EXERCISE INPUT: Begin

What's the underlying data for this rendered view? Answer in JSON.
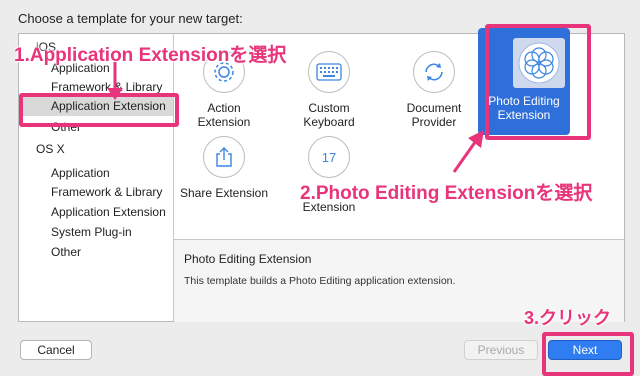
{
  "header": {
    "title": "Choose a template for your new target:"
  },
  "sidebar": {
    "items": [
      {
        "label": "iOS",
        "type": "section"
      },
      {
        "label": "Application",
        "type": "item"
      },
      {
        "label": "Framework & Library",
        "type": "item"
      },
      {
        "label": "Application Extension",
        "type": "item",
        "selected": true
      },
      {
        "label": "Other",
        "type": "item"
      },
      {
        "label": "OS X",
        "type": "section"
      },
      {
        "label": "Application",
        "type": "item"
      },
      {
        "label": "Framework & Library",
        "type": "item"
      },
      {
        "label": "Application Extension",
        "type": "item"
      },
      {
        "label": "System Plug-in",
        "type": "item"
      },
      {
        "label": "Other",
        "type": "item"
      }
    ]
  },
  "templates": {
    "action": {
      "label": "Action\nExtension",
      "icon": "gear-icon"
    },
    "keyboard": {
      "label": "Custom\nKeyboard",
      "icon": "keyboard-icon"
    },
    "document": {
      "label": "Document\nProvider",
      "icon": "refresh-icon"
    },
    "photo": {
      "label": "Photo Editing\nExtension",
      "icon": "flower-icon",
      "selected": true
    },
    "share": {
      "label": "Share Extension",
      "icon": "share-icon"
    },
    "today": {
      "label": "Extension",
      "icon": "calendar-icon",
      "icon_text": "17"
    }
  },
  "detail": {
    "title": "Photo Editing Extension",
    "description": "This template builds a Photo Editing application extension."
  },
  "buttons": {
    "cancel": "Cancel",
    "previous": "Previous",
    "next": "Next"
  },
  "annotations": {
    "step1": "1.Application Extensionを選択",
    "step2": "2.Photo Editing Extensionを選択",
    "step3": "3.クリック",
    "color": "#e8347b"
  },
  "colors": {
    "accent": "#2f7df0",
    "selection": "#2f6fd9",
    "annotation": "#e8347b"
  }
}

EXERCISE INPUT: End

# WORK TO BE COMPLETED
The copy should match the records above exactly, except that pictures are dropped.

# OUTPUT OF THE EXERCISE
What's the underlying data for this rendered view? Answer in JSON.
{
  "header": {
    "title": "Choose a template for your new target:"
  },
  "sidebar": {
    "items": [
      {
        "label": "iOS",
        "type": "section"
      },
      {
        "label": "Application",
        "type": "item"
      },
      {
        "label": "Framework & Library",
        "type": "item"
      },
      {
        "label": "Application Extension",
        "type": "item",
        "selected": true
      },
      {
        "label": "Other",
        "type": "item"
      },
      {
        "label": "OS X",
        "type": "section"
      },
      {
        "label": "Application",
        "type": "item"
      },
      {
        "label": "Framework & Library",
        "type": "item"
      },
      {
        "label": "Application Extension",
        "type": "item"
      },
      {
        "label": "System Plug-in",
        "type": "item"
      },
      {
        "label": "Other",
        "type": "item"
      }
    ]
  },
  "templates": {
    "action": {
      "label": "Action\nExtension",
      "icon": "gear-icon"
    },
    "keyboard": {
      "label": "Custom\nKeyboard",
      "icon": "keyboard-icon"
    },
    "document": {
      "label": "Document\nProvider",
      "icon": "refresh-icon"
    },
    "photo": {
      "label": "Photo Editing\nExtension",
      "icon": "flower-icon",
      "selected": true
    },
    "share": {
      "label": "Share Extension",
      "icon": "share-icon"
    },
    "today": {
      "label": "Extension",
      "icon": "calendar-icon",
      "icon_text": "17"
    }
  },
  "detail": {
    "title": "Photo Editing Extension",
    "description": "This template builds a Photo Editing application extension."
  },
  "buttons": {
    "cancel": "Cancel",
    "previous": "Previous",
    "next": "Next"
  },
  "annotations": {
    "step1": "1.Application Extensionを選択",
    "step2": "2.Photo Editing Extensionを選択",
    "step3": "3.クリック",
    "color": "#e8347b"
  },
  "colors": {
    "accent": "#2f7df0",
    "selection": "#2f6fd9",
    "annotation": "#e8347b"
  }
}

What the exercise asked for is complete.